Bernadette Wegenstein is Research Professor in the Department of German and Romance Languages and Literatures at Johns Hopkins University, where she also directs the Center for Advanced Media Studies. The author of Getting Under the Skin: Body and Media Theory (MIT Press, 2006), she is also a documentary filmmaker.

Titles by This Author

Body Modification and the Construction of Beauty

If the gaze can be understood to mark the disjuncture between how we see ourselves and how we want to be seen by others, the cosmetic gaze--in Bernadette Wegenstein’s groundbreaking formulation--is one through which the act of looking at our bodies and those of others is already informed by the techniques, expectations, and strategies (often surgical) of bodily modification. It is, Wegenstein says, also a moralizing gaze, a way of looking at bodies as awaiting both physical and spiritual improvement. In The Cosmetic Gaze, Wegenstein charts this synthesis of outer and inner transformation.

Wegenstein shows how the cosmetic gaze underlies the “rebirth” celebrated in today’s makeover culture and how it builds upon a body concept that has collapsed into its mediality. In today’s beauty discourse--on reality TV and Web sites that collect “bad plastic surgery”--we yearn to experience a bettered self that has been reborn from its own flesh and is now itself, like a digitally remastered character in a classic Hollywood movie, immortal.

Wegenstein traces the cosmetic gaze from eighteenth-century ideas about physiognomy through television makeover shows and facial-recognition software to cinema--which, like our other screens, never ceases to show us our bodies as they could be, drawing life from the very cosmetic gaze it transmits.

Body and Media Theory

The body as an object of critical study dominates disciplines across the humanities to such an extent that a new discipline has emerged: body criticism. In Getting Under the Skin, Bernadette Wegenstein traces contemporary body discourse in philosophy and cultural studies to its roots in twentieth-century thought—showing how psychoanalysis, phenomenology, cognitive science, and feminist theory contributed to a new body concept—and studies the millennial body in performance art, popular culture, new media arts, and architecture.

Wegenstein shows how the concept of bodily fragmentation has been in circulation since the sixteenth century's investigation of anatomy. The history of the body-in-pieces, she argues, is a history of a struggling relationship between two concepts of the body—as fragmented and as holistic. Wegenstein shows that by the twentieth century these two apparently contradictory movements were integrated; both fragmentation and holism, she argues, are indispensable modes of imagining and configuring the body. The history of the body, therefore, is a history of mediation; but it was not until the turn of the twenty-first century and the digital revolution that the body was best able to show its mediality.

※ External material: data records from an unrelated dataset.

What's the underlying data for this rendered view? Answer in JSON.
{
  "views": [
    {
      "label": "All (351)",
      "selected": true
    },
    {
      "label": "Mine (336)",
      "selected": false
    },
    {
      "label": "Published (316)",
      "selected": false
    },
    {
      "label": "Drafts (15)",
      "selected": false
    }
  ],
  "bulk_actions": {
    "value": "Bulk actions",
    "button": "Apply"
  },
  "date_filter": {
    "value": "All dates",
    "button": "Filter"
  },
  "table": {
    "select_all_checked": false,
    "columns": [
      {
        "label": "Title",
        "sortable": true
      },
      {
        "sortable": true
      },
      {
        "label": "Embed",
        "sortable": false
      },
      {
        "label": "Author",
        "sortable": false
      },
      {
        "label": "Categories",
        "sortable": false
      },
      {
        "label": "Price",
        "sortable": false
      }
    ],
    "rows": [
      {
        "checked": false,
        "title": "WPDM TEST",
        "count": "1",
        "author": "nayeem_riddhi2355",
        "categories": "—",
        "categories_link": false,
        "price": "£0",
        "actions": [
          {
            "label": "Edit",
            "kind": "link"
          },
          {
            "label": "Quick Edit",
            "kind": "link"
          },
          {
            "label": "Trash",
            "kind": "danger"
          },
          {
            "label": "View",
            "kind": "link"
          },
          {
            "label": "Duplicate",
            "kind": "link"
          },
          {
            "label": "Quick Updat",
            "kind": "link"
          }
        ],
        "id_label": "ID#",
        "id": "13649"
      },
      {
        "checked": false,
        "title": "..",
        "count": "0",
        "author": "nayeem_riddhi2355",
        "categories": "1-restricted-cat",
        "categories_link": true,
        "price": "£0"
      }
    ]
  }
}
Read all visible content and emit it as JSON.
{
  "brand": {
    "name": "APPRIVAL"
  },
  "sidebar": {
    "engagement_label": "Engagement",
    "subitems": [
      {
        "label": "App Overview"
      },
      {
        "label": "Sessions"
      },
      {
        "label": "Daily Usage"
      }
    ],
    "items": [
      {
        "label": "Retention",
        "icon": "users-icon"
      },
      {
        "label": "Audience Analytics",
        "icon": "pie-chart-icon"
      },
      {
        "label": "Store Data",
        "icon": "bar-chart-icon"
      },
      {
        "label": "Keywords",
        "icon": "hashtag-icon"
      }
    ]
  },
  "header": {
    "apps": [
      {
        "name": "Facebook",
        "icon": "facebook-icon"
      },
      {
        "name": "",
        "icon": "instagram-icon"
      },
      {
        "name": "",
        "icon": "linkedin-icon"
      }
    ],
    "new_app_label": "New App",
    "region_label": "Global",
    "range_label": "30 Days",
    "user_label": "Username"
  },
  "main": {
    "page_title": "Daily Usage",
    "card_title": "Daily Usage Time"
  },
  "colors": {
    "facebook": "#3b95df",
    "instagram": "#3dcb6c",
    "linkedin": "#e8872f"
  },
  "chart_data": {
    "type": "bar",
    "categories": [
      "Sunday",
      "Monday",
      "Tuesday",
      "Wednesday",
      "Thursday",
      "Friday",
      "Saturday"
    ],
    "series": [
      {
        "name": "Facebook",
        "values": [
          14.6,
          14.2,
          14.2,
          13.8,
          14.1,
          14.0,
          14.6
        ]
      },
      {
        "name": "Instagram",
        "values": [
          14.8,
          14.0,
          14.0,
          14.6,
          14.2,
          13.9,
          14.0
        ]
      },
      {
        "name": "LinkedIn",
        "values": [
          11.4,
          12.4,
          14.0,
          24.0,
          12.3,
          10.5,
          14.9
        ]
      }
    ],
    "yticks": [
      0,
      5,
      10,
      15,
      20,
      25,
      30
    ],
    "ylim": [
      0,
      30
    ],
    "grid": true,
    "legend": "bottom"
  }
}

After examining key concepts in body criticism, Wegenstein looks at the body as "raw material" in twentieth-century performance art, medical techniques for visualizing the human body, and strategies in popular culture for "getting under the skin" with images of freely floating body parts. Her analysis of current trends in architecture and new media art demonstrates the deep connection of body criticism to media criticism. In this approach to body criticism, the body no longer stands in for something else—the medium has become the body.